But you and I and even Clare Short, know that listening is not what government does best.

"Usage of the tax credits site is ramping, ukonline traffic is up more than 10 fold in a year, self assessment increased its usage and so on"

Read what Alan Mather, CEO - eDelivery at the Office of the e_Envoy has to say about cuts to the department and the traffic passing through UK Online in his own Blog, eGovernment @ Large


Popular posts from this blog

Mainframe to Mobile

Not one of us has a clue what the world will look like in five years’ time, yet we are all preparing for that future – As  computing power has become embedded in everything from our cars and our telephones to our financial markets, technological complexity has eclipsed our ability to comprehend it’s bigger picture impact on the shape of tomorrow.

Our intuition has been formed by a set of experiences and ideas about how things worked during a time when changes were incremental and somewhat predictable. In March 1953. there were only 53 kilobytes of high-speed RAM on the entire planet.

Today, more than 80 per cent of the value of FTSE 500* firms is ‘now dark matter’: the intangible secret recipe of success; the physical stuff companies own and their wages bill accounts for less than 20 per cent: a reversal of the pattern that once prevailed in the 1970s. Very soon, Everything at scale in this world will be managed by algorithms and data and there’s a need for effective platforms for ma…

Civilisational Data Mining

It’s a new expression I haven’t heard before. ‘Civilisational data mining.’

Let me start by putting it in some context. Every character, you or I have typed into the Google search engine or Facebook over the last decade, means something, to someone or perhaps ‘something,’ if it’s an algorithm.

In May 2014, journalists revealed that the United States National Security Agency, the NSA, was recording and archiving every single cell-phone conversation that took place in the Bahamas.

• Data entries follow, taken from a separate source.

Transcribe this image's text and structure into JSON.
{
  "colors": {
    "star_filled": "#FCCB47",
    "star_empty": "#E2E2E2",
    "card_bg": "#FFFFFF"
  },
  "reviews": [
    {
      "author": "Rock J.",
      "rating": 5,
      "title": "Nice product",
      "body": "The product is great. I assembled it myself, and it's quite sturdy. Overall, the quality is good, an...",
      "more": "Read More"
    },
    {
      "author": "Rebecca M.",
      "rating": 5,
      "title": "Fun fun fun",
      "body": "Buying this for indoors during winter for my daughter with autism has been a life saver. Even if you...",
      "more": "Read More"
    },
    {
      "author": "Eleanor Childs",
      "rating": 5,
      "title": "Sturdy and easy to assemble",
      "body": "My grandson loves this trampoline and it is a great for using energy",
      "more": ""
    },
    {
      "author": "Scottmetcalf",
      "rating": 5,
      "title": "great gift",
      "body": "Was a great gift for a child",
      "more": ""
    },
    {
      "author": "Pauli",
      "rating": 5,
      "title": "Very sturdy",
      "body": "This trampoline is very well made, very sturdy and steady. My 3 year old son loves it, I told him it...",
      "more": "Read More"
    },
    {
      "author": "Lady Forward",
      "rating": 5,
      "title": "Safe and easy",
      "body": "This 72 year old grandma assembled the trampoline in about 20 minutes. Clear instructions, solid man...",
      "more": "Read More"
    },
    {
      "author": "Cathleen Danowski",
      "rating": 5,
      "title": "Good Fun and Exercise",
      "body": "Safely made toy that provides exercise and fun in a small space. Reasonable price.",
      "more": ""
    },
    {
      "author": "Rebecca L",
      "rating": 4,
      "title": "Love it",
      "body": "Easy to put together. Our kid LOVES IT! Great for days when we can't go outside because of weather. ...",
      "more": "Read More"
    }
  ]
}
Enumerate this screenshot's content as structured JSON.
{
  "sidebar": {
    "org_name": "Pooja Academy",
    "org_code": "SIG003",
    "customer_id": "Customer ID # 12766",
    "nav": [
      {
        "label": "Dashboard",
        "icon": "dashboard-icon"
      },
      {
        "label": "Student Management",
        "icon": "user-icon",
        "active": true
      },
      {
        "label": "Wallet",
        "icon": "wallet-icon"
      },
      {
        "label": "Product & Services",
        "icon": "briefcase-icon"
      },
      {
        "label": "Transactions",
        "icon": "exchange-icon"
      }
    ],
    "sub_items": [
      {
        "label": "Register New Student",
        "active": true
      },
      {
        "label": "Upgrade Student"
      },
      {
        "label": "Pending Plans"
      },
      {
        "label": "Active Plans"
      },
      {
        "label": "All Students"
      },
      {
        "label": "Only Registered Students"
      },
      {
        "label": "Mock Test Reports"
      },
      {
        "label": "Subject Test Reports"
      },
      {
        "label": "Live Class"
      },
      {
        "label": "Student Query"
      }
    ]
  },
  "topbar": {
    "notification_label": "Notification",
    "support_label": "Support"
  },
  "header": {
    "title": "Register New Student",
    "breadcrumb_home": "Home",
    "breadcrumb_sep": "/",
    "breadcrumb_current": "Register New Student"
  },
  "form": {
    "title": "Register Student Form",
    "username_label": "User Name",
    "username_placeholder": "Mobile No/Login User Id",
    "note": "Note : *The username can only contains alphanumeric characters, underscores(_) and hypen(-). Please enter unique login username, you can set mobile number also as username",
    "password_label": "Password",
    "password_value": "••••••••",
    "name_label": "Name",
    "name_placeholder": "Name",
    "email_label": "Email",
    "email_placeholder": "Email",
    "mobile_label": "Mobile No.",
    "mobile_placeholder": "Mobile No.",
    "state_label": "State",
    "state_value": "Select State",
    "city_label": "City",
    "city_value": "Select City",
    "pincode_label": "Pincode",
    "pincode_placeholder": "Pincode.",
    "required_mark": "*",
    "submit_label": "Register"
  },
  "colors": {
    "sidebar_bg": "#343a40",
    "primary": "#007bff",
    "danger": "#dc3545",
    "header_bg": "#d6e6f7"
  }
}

In the process they managed to transform a significant proportion of a society’s day to day interactions into unstructured data; valuable information which can of course be analysed, correlated and transformed for whatever purpose the intelligence agency deems fit.

And today, I read that a GOP-hired data company in the United States has ‘leaked’ personal information, preferences and voting intentions on… wait for it… 198 million US citizens.

Within another decade or so, the cost of sequencing the human genome …

The Big Steal

I’m not here to predict the future;” quipped the novelist, Ray Bradbury. “I’m here to prevent it.” And the future looks much like one where giant corporations who hold the most data, the fastest servers, and the greatest processing power will drive all economic growth into the second half of the century.

We live in an unprecedented time. This in the sense that nobody knows what the world will look like in twenty years; one where making confident forecasts in the face of new technologies becomes a real challenge. Before this decade is over, business leaders will face regular and complex decisions about protecting their critical information and systems as more of the existing solutions they have relied upon are exposed as inadequate.

The few real certainties we have available surround the uninterrupted march of Moore’s Law - the notion that the number of transistors in the top-of-the-line processors doubles approximately every two years - and the unpredictability of human nature. Exper…